at the hearing.
“The Center’s mission,” Rothstein said in her testimony, “is to provide
objective, well-grounded empirical research and balanced, effective educational
programs for the courts.”
An indicator of the reliance of judges’ and court staff on the Center is the
number of court employees—nearly 11,500 in 2005—who chose to participate in
Center programs and use its services. Another 4,000 participated in Center
video, audio, and web conferences.
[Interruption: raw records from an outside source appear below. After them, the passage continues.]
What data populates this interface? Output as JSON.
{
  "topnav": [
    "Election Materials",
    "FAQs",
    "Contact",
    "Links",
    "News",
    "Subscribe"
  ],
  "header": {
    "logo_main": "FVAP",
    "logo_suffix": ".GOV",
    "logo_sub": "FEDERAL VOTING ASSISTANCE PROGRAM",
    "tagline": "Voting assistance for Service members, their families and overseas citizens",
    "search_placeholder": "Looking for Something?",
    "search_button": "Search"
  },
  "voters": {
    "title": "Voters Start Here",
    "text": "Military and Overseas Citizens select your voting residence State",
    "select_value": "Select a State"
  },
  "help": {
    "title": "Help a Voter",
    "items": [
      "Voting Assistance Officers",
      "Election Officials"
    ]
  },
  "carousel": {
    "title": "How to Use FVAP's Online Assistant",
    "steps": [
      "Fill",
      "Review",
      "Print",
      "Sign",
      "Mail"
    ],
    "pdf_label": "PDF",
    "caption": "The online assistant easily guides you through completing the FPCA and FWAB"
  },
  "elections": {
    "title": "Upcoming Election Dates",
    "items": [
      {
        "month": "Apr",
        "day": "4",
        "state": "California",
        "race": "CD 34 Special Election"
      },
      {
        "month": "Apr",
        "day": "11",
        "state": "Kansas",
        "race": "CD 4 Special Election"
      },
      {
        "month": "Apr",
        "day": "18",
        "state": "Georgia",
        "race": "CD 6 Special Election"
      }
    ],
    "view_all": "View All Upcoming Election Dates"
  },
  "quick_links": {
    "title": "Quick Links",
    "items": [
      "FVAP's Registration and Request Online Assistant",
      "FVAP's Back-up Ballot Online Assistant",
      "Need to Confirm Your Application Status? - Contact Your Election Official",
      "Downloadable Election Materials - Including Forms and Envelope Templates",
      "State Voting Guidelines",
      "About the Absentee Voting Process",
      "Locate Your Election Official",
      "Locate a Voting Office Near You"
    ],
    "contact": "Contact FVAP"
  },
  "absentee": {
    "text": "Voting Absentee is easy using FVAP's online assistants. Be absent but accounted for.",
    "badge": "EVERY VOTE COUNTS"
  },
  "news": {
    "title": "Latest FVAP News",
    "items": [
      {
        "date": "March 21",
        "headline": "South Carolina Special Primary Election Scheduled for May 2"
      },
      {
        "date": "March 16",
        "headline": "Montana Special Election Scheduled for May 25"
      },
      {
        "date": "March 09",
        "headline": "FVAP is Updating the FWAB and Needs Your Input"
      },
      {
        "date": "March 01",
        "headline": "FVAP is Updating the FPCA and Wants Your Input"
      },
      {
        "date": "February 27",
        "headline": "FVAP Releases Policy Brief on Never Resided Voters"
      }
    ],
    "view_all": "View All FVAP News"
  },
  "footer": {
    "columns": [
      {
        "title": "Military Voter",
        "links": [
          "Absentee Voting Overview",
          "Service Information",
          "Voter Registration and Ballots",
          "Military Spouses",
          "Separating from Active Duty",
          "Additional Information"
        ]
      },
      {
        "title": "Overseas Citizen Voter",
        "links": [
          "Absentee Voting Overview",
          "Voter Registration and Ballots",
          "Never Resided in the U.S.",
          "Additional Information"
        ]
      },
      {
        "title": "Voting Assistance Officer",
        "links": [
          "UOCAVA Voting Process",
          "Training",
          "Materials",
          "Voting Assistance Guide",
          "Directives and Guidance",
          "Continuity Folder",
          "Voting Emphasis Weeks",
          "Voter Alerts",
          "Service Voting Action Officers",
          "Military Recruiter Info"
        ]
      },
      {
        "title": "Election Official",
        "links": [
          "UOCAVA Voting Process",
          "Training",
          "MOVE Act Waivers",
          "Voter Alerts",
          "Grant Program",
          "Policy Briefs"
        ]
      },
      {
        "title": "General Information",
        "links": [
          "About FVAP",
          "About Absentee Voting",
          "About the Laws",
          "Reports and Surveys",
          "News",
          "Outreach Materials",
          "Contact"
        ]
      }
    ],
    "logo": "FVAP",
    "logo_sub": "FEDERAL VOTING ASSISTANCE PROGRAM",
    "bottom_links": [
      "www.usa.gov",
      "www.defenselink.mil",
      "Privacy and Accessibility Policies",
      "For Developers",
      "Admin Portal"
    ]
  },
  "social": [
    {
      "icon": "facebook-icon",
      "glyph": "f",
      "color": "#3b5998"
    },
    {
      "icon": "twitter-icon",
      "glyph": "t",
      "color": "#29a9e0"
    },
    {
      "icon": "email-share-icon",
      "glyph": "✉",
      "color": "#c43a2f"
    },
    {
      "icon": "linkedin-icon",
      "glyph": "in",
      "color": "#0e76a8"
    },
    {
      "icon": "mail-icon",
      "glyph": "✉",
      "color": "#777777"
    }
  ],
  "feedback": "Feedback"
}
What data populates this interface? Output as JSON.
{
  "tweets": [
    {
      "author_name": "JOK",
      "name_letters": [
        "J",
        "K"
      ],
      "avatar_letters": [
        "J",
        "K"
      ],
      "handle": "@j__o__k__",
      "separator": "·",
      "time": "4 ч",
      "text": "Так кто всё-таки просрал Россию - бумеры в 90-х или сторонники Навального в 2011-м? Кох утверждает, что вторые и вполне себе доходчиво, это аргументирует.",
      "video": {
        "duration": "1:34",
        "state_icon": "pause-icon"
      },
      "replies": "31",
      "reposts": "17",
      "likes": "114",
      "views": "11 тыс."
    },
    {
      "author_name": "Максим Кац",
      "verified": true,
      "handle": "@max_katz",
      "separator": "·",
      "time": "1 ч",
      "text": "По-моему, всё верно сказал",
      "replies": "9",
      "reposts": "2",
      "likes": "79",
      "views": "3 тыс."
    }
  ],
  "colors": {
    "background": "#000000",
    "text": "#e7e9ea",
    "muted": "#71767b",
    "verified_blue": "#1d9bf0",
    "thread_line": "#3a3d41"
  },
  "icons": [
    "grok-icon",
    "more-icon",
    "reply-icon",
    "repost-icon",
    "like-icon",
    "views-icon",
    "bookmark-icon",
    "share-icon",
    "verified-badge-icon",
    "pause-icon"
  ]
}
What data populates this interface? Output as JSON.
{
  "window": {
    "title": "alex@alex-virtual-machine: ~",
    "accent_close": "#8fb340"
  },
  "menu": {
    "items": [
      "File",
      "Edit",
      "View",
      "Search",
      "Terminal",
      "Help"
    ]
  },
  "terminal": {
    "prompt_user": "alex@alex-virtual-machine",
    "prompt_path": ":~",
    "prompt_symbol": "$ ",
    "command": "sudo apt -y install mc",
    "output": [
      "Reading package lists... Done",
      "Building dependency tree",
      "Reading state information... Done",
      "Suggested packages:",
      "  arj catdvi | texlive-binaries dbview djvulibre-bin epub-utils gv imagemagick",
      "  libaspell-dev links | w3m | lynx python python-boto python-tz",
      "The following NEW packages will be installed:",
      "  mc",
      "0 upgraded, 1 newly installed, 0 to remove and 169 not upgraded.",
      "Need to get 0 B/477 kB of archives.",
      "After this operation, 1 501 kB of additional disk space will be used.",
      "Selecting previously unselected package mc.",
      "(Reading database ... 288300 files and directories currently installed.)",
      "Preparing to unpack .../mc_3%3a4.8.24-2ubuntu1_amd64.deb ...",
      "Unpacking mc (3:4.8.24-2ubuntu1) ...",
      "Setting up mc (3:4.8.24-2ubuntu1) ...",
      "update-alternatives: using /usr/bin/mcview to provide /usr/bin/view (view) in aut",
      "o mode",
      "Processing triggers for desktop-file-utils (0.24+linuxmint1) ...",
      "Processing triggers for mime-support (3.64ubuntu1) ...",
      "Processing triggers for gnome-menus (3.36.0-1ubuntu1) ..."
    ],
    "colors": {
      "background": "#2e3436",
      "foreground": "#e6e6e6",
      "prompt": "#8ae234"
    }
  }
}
Thousands more watched Center television
programs, downloaded materials from the Center’s intranet site, and used Center
However, the Center’s service to the courts has been adversely affected by
budget shortfalls in all but one of the last 10 years.
“The continued shortfall in our appropriation will erode our ability to
provide the quality education and research that the courts need,” Rothstein said
in her statement. “The tools we have used the last several years—a hiring
freeze, salary limits, and other reductions in spending—cannot go on
indefinitely without degrading the quality and quantity of work we can
Rothstein noted that the Center’s FY 2007 request would enable them to fill
12 of the most necessary vacancies—six devoted to education and distance
learning efforts, three to an increasing number of research projects; and three
to automation and technology.
“With these resources we can continue to help the courts prepare for and meet
the many substantive, procedural, and operational challenges they face,”
The complete testimony of Gibbons and Mecham, along with testimony submitted
by the Federal Judicial Center, the U.S. Sentencing Commission, the U.S. Court
of Appeals for the Federal Circuit and the U.S. Court of International Trade,
can be found on the Judiciary’s website at http://www.uscourts.gov/Press_Releases/budget.html.